Survey Trip Report for April 5, 2003

Area Visited: UR1

Participants: Dan Austin, J. Hinesley, Rita Worden

Our team entered the backdoor entrance at 11:00 am Saturday morning, just before the Transit team and UL2 team. We proceeded up Thunder River slowly, keeping our eyes peeled for fishes. None were sighted, and we arrived at the entrance to UR1 a little short of an hour. UR1 was previously known as UR2 until the Transit team discovered that there was no such passage before that point.

We began by trying to re-label the previous stations to UR1, but found the flagging too damp to draw on with a marker. Instead we flagged a pathway through some of the delicate areas, which I deemed more important than replacing survey flagging. After running out of flagging, we proceeded to the last survey station we had set a month before, UR1-21. From that point we surveyed through some narrow areas and around some gigantic calcified drip holes to find big passage. It averaged 20 feet wide and 6 feet high and was covered with soda straws at almost every turn. After a couple of shots we passed a pure white flowstone mound on the right hand side of the passage that almost choked the entire passage. Rita named it “The Deity.” We carefully picked our way through the stalagmite forest at the base of the flowstone and surveyed another shot. We were stopped by pure white flowstone blocking the entire passage.

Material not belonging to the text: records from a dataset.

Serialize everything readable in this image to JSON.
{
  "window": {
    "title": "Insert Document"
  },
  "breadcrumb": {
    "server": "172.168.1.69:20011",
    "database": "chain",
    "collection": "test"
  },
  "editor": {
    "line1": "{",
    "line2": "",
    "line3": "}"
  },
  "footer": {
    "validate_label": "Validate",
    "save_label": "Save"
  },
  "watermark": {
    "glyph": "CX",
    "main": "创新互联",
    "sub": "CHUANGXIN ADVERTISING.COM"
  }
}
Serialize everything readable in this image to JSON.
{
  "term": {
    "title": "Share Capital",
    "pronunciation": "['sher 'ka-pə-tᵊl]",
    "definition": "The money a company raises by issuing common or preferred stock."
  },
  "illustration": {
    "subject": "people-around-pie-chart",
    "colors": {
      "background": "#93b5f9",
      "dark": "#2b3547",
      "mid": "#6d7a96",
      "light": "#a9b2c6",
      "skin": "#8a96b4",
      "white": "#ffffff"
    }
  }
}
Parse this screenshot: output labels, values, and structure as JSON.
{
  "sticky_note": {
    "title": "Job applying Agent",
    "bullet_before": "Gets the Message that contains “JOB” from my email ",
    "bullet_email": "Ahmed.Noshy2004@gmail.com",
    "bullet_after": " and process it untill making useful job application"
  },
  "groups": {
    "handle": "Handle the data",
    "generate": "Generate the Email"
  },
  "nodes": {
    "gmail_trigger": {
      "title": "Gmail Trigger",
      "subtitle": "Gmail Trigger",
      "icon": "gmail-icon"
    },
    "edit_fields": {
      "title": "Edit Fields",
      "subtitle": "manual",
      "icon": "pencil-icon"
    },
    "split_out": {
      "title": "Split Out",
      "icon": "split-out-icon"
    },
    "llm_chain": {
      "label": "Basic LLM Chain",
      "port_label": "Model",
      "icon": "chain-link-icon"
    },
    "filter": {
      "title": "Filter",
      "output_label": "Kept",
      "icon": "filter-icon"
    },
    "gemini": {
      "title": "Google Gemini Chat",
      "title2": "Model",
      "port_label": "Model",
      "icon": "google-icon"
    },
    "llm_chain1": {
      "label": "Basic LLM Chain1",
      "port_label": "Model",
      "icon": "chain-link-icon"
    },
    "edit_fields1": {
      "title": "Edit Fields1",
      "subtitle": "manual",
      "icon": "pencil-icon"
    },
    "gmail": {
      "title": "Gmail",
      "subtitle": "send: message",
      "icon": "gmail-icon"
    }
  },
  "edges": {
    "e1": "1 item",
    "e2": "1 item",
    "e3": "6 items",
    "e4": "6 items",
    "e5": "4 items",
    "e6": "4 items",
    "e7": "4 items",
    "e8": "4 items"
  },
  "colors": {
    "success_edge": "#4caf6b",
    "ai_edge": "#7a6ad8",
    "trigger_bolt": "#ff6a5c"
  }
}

Rita pulled on some aqua socks and took off her dirty clothes and carefully tip-toed across the flowstone to report that the passage continued on the other side. We began to survey until we realized the tape was too dirty to drag through such a delicate area. J. and I returned to Thunder River and washed the tape thoroughly. We returned to the white flowstone blockage with a clean tape and began to survey very carefully through the delicate area. At one point we had to duck under an enormous wall of white draperies and across a shallow pool of water underneath. I took some pictures for photo documentation (hope they turn out!) J. and I agreed later on that this area should be known as The Tip of the Iceberg.

Rita found that the flowstone ended and the mud began again, and so we were forced to return to ferry our shoes through the delicate area. In the future, teams need to bring a couple of garbage bags with them so that all the dirty clothes can come through to the other side. It was incredibly difficult staying clean the rest of the survey.

We continued on the other side to find some impressive columns and more flowstone once again blocking the passage. We were able to skirt around these on a lower level and continued the survey on the other side. Eventually we picked up one set of footprints coming and going in the area, which meant that McClain had probably visited before. How he got through the delicate area without soiling it, we couldn’t tell.

After a low duckway with thousands of soda straws and spathites covering the ceiling, we arrived in a low, flat area with a lower level running parallel to it. We proceeded to survey on the upper level through a collapse zone. The passage became increasingly more and more decorated and suddenly opened up into 20-foot diameter borehole with a waterfall pouring from the ceiling. Tons of white flowstone covered the walls in this area, and we also found several large pools with sentinel stalagmites growing from them. One amazing bottle-brush was also found and photographed in one of these pools. Below the waterfall was the only patch of pitch black flowstone I have seen in Carroll, and it appeared to be a coating of Manganese on further inspection.

We halted the survey at this point to take pictures, and found that the borehole was short-lived. It appeared to pinch to smaller size, but kept going up ahead. I noted that below the waterfall were two separate drains which could possibly be pushed into, and would likely yield virgin passage at some point, provided they were large enough.

Our time had run out, though, and we needed to return to the surface. We all decided unanimously to re-name Rio Del Blanco to “The Land of Shock and Awe” as we headed out. We arrived at the shaft to find all the other teams gathered, waiting to head out. I was the last person up the ladder, at 2:00 am.

Overall, a very productive trip with almost 600 feet of highly decorated passage surveyed. It was by far one of the most decorated and most delicate passages I have ever been in, and if and when another team returns to the area, I recommend using extreme caution, and keep your group size to a minimum. This is an incredible discovery, and we need to keep this area as pristine as possible while we survey it.

J. was glad he had made the trip from Alabama, he said it was definitely worth it!

Cave fish seen: 0